▶ ABOUT THIS TASK
Write out the records in full and without alteration, setting aside their pictures.

▶ Collected data entries
--------------------------------

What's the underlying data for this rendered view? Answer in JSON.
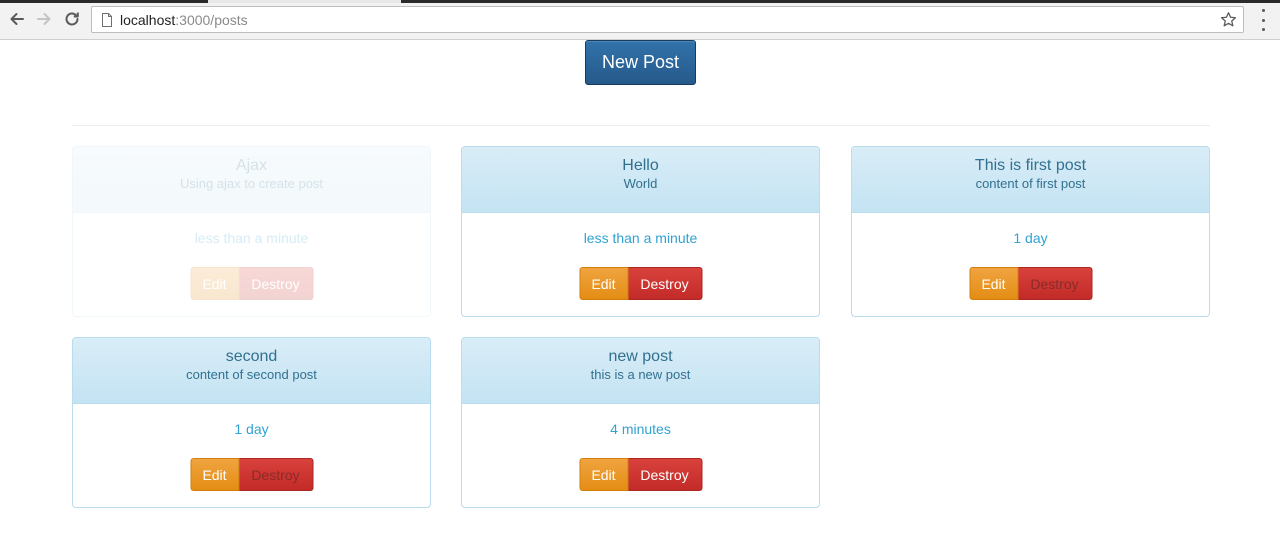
{
  "browser": {
    "url_host": "localhost",
    "url_path": ":3000/posts",
    "icons": {
      "back": "back-arrow-icon",
      "forward": "forward-arrow-icon",
      "reload": "reload-icon",
      "page": "page-icon",
      "bookmark": "star-icon",
      "menu": "more-vert-icon"
    }
  },
  "page": {
    "new_post_label": "New Post"
  },
  "colors": {
    "primary": "#2d6ca2",
    "card_border": "#b9dcee",
    "card_head": "#d9edf7",
    "text_info": "#31708f",
    "time": "#31a2d2",
    "warning": "#e38d14",
    "danger": "#c9302c"
  },
  "posts": [
    {
      "title": "Ajax",
      "content": "Using ajax to create post",
      "time": "less than a minute",
      "edit_label": "Edit",
      "destroy_label": "Destroy",
      "faded": true
    },
    {
      "title": "Hello",
      "content": "World",
      "time": "less than a minute",
      "edit_label": "Edit",
      "destroy_label": "Destroy"
    },
    {
      "title": "This is first post",
      "content": "content of first post",
      "time": "1 day",
      "edit_label": "Edit",
      "destroy_label": "Destroy"
    },
    {
      "title": "second",
      "content": "content of second post",
      "time": "1 day",
      "edit_label": "Edit",
      "destroy_label": "Destroy"
    },
    {
      "title": "new post",
      "content": "this is a new post",
      "time": "4 minutes",
      "edit_label": "Edit",
      "destroy_label": "Destroy"
    }
  ]
}
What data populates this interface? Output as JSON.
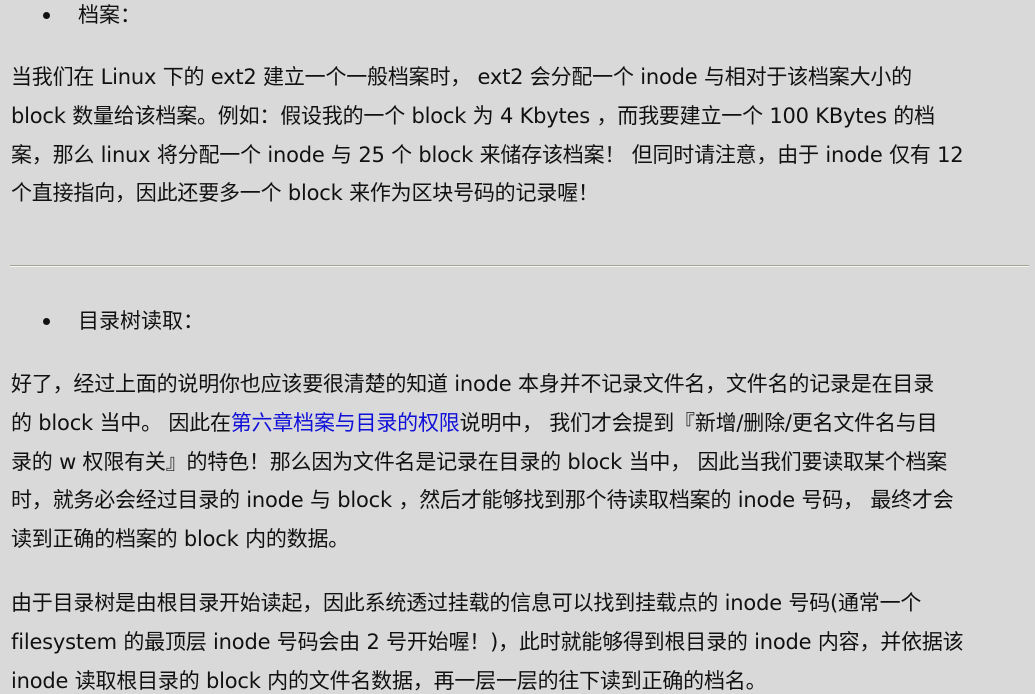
{
  "section1": {
    "bullet": "档案：",
    "lines": [
      "当我们在 Linux 下的 ext2 建立一个一般档案时， ext2 会分配一个 inode 与相对于该档案大小的",
      "block 数量给该档案。例如：假设我的一个 block 为 4 Kbytes ，而我要建立一个 100 KBytes 的档",
      "案，那么 linux 将分配一个 inode 与 25 个 block 来储存该档案！ 但同时请注意，由于 inode 仅有 12",
      "个直接指向，因此还要多一个 block 来作为区块号码的记录喔！"
    ]
  },
  "section2": {
    "bullet": "目录树读取：",
    "para1": {
      "line1": "好了，经过上面的说明你也应该要很清楚的知道 inode 本身并不记录文件名，文件名的记录是在目录",
      "line2_before": "的 block 当中。 因此在",
      "line2_link": "第六章档案与目录的权限",
      "line2_after": "说明中， 我们才会提到『新增/删除/更名文件名与目",
      "line3": "录的 w 权限有关』的特色！那么因为文件名是记录在目录的 block 当中， 因此当我们要读取某个档案",
      "line4": "时，就务必会经过目录的 inode 与 block ，然后才能够找到那个待读取档案的 inode 号码， 最终才会",
      "line5": "读到正确的档案的 block 内的数据。"
    },
    "para2": {
      "lines": [
        "由于目录树是由根目录开始读起，因此系统透过挂载的信息可以找到挂载点的 inode 号码(通常一个",
        "filesystem 的最顶层 inode 号码会由 2 号开始喔！)，此时就能够得到根目录的 inode 内容，并依据该",
        "inode 读取根目录的 block 内的文件名数据，再一层一层的往下读到正确的档名。"
      ]
    }
  },
  "colors": {
    "background": "#d9d9d9",
    "text": "#111111",
    "link": "#1010d8"
  }
}
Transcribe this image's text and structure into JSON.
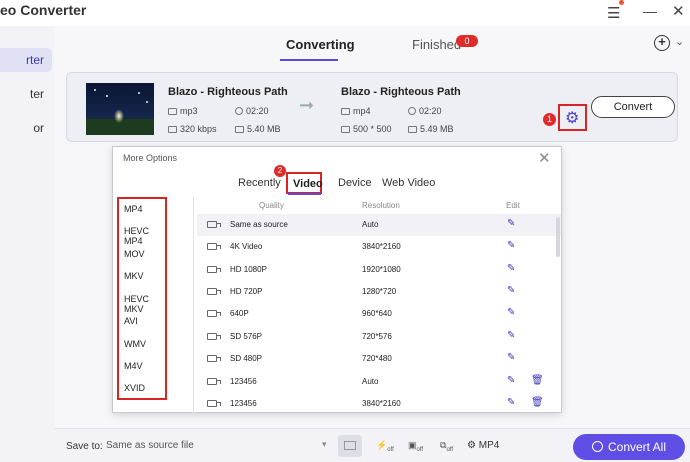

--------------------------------

▶ THE ANSWER
What's the underlying data for this rendered view? Answer in JSON.
{
  "browser": {
    "url_host": "localhost",
    "url_path": ":3000/posts",
    "icons": {
      "back": "back-arrow-icon",
      "forward": "forward-arrow-icon",
      "reload": "reload-icon",
      "page": "page-icon",
      "bookmark": "star-icon",
      "menu": "more-vert-icon"
    }
  },
  "page": {
    "new_post_label": "New Post"
  },
  "colors": {
    "primary": "#2d6ca2",
    "card_border": "#b9dcee",
    "card_head": "#d9edf7",
    "text_info": "#31708f",
    "time": "#31a2d2",
    "warning": "#e38d14",
    "danger": "#c9302c"
  },
  "posts": [
    {
      "title": "Ajax",
      "content": "Using ajax to create post",
      "time": "less than a minute",
      "edit_label": "Edit",
      "destroy_label": "Destroy",
      "faded": true
    },
    {
      "title": "Hello",
      "content": "World",
      "time": "less than a minute",
      "edit_label": "Edit",
      "destroy_label": "Destroy"
    },
    {
      "title": "This is first post",
      "content": "content of first post",
      "time": "1 day",
      "edit_label": "Edit",
      "destroy_label": "Destroy"
    },
    {
      "title": "second",
      "content": "content of second post",
      "time": "1 day",
      "edit_label": "Edit",
      "destroy_label": "Destroy"
    },
    {
      "title": "new post",
      "content": "this is a new post",
      "time": "4 minutes",
      "edit_label": "Edit",
      "destroy_label": "Destroy"
    }
  ]
}
What data populates this interface? Output as JSON.
{
  "section1": {
    "bullet": "档案：",
    "lines": [
      "当我们在 Linux 下的 ext2 建立一个一般档案时， ext2 会分配一个 inode 与相对于该档案大小的",
      "block 数量给该档案。例如：假设我的一个 block 为 4 Kbytes ，而我要建立一个 100 KBytes 的档",
      "案，那么 linux 将分配一个 inode 与 25 个 block 来储存该档案！ 但同时请注意，由于 inode 仅有 12",
      "个直接指向，因此还要多一个 block 来作为区块号码的记录喔！"
    ]
  },
  "section2": {
    "bullet": "目录树读取：",
    "para1": {
      "line1": "好了，经过上面的说明你也应该要很清楚的知道 inode 本身并不记录文件名，文件名的记录是在目录",
      "line2_before": "的 block 当中。 因此在",
      "line2_link": "第六章档案与目录的权限",
      "line2_after": "说明中， 我们才会提到『新增/删除/更名文件名与目",
      "line3": "录的 w 权限有关』的特色！那么因为文件名是记录在目录的 block 当中， 因此当我们要读取某个档案",
      "line4": "时，就务必会经过目录的 inode 与 block ，然后才能够找到那个待读取档案的 inode 号码， 最终才会",
      "line5": "读到正确的档案的 block 内的数据。"
    },
    "para2": {
      "lines": [
        "由于目录树是由根目录开始读起，因此系统透过挂载的信息可以找到挂载点的 inode 号码(通常一个",
        "filesystem 的最顶层 inode 号码会由 2 号开始喔！)，此时就能够得到根目录的 inode 内容，并依据该",
        "inode 读取根目录的 block 内的文件名数据，再一层一层的往下读到正确的档名。"
      ]
    }
  },
  "colors": {
    "background": "#d9d9d9",
    "text": "#111111",
    "link": "#1010d8"
  }
}
Transcribe this image's text and structure into JSON.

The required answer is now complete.